Oh, one thing I should probably mention about the setup of the show is the studio commentary. Did somebody sneak something into our morning coffee? girlfriday: Yeah they set it up as if it’s their newlywed home, and just shoot the show there.

It’s a show that girlfriday watches regularly but which I’ve only caught in snippets, never watching a full episode from start to finish. At some point they ditched that concept and went all footage, zero commentary, but that was actually super boring. I guess this is why superstars like Kang Ho-dong and Yoo Jae-seok are so good. But at least this way (now with a studio of just MCs watching and commenting) there’s some running commentary along with the footage, which if you’ve ever tried to watch this show without, makes a world of difference. javabeans: I guess you need somebody stringing along a narrative.
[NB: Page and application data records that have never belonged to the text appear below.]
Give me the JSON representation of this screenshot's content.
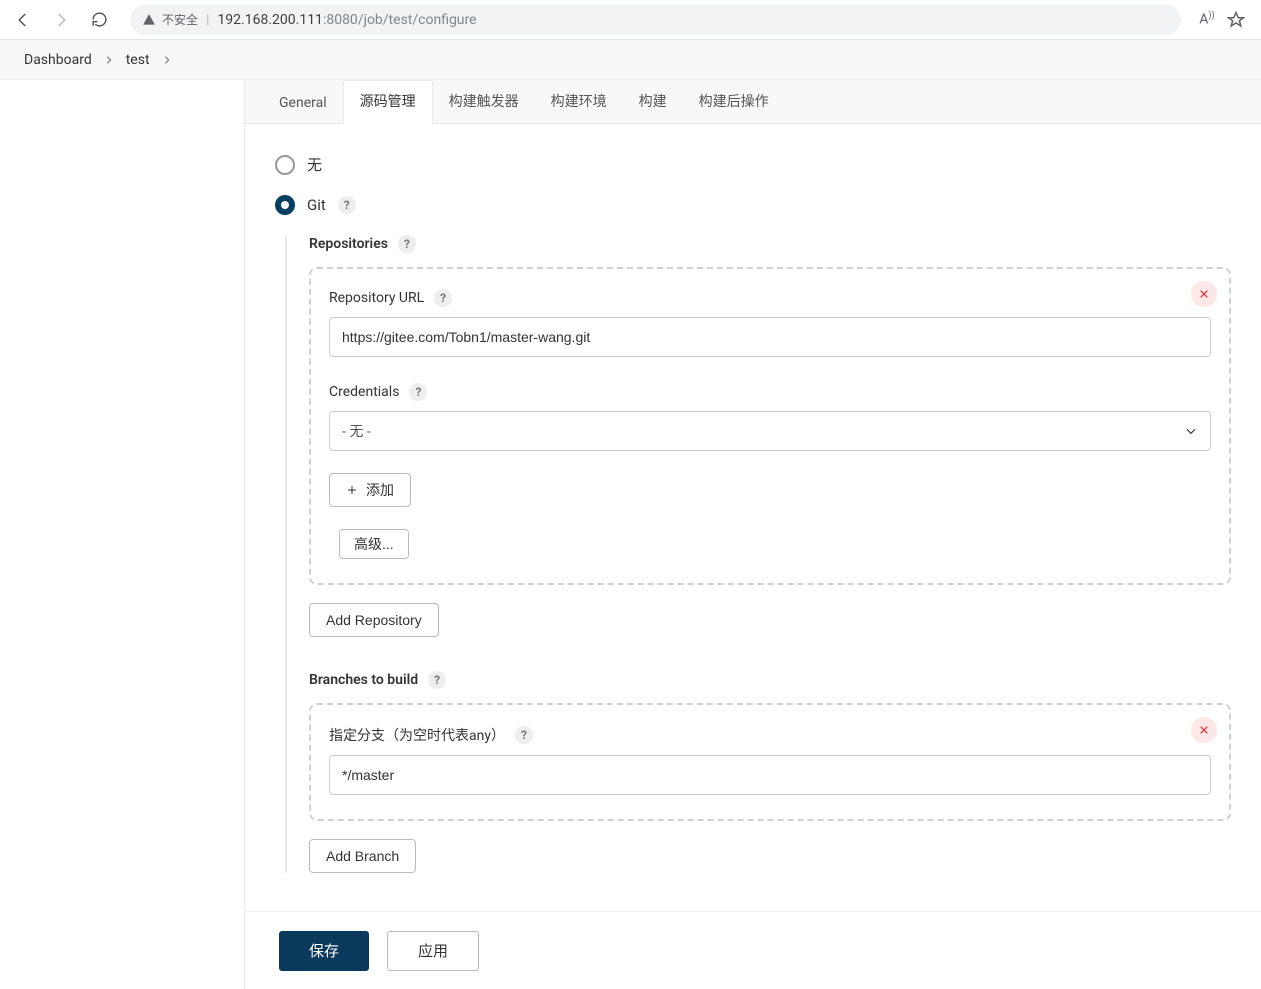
{
  "browser": {
    "insecure_label": "不安全",
    "url_host": "192.168.200.111",
    "url_port": ":8080",
    "url_path": "/job/test/configure"
  },
  "breadcrumb": {
    "items": [
      "Dashboard",
      "test"
    ]
  },
  "tabs": {
    "items": [
      "General",
      "源码管理",
      "构建触发器",
      "构建环境",
      "构建",
      "构建后操作"
    ],
    "active_index": 1
  },
  "scm": {
    "none_label": "无",
    "git_label": "Git",
    "repositories_label": "Repositories",
    "repo_url_label": "Repository URL",
    "repo_url_value": "https://gitee.com/Tobn1/master-wang.git",
    "credentials_label": "Credentials",
    "credentials_selected": "- 无 -",
    "add_cred_label": "添加",
    "advanced_label": "高级...",
    "add_repository_label": "Add Repository",
    "branches_label": "Branches to build",
    "branch_spec_label": "指定分支（为空时代表any）",
    "branch_spec_value": "*/master",
    "add_branch_label": "Add Branch"
  },
  "footer": {
    "save_label": "保存",
    "apply_label": "应用"
  }
}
It takes some getting used to the premise when you’re entering it cold, but hey, that’s the name of the Variety Roulette game, right? So Jang-woo nags Eunjung about the messy house, and she reminds them of some tea they made three months ago for their 100 day anniversary.

SONG OF THE DAY Super Junior – “Walkin'” [ Download ] . girlfriday: It’s this weird setup where you and everyone participating are aware that it’s fake. javabeans: See, I can understand the fun of watching a reality dating show, right? There are real feelings involved within the falsified setup and the hope of a real connection, even if it never works out. Even if the couple ended up with no chemistry, it would be fun watching how they dealt with the show turns. She wants him to bring it to her, and I guess it’s kind of funny how he’s the harried house-husband, and she’s the glam star in her makeup bossing him around.

girlfriday: Oh see, I hate real reality dating shows. girlfriday: If Perfect Man Pil-joo weren’t Yoon Kye-sang, I wouldn’t give a flying fart. I just mean that conceptually, I see why you make shows like that. girlfriday: It’s adorable how he keeps asking her not to hang up ‘cause he’s so lonely at home. javabeans: I kinda wish they didn’t call each other yeobo so much because it feels super fake. Although I do like how he asks her how to wash the blankets and she stutters for an answer before telling him to go online.

But a show where you invent a fake couple, and then follow them doing fake couple things, yet maintaining the transparent facade that they’re a real couple, all while consciously aware the whole time that it’s fake? girlfriday: I love that she doesn’t know either, but when he complains about how bored he is, she yells at him that housewives do this every day, and to just turn on the tv while he cleans.

girlfriday: It’s because making them pretend to be married forces them to be close and friendly even when they’re not. javabeans: Do the producers just give them a list of what to do every episode?So the conceit is that they’re play-married, but the reality is that they’re awkwardly thrown together in this really strange setup. Because obviously they wouldn’t really need to wash the comforter.javabeans: But they’re not in a drama, so it’s not a fictional story. girlfriday: Yes, the scripted nature of the dates and stuff are silly, (and totally obvious). girlfriday: They do something couply in each episode, whether it’s meeting in-laws (their real moms) or going on a trip, or doing everyday household chores.Yet it’s not real so there’s no emotional sincerity. javabeans: I think it’s this construct — the obvious staged nature of everything — that messes with my enjoyment of the coupledom.It’s scripted to look real, which is what I hate in bad variety shows. girlfriday: It’s sort of it’s so obvious that I think people just see the construct and go with it.Trying to have both sides of the coin and then eating that cake too. It’s weirder I think in shows that try to mask the conceit in some way. javabeans: Is Jang-woo trying to give his blanket a bubble bath? You can see that this guy has never washed a single thing in his life.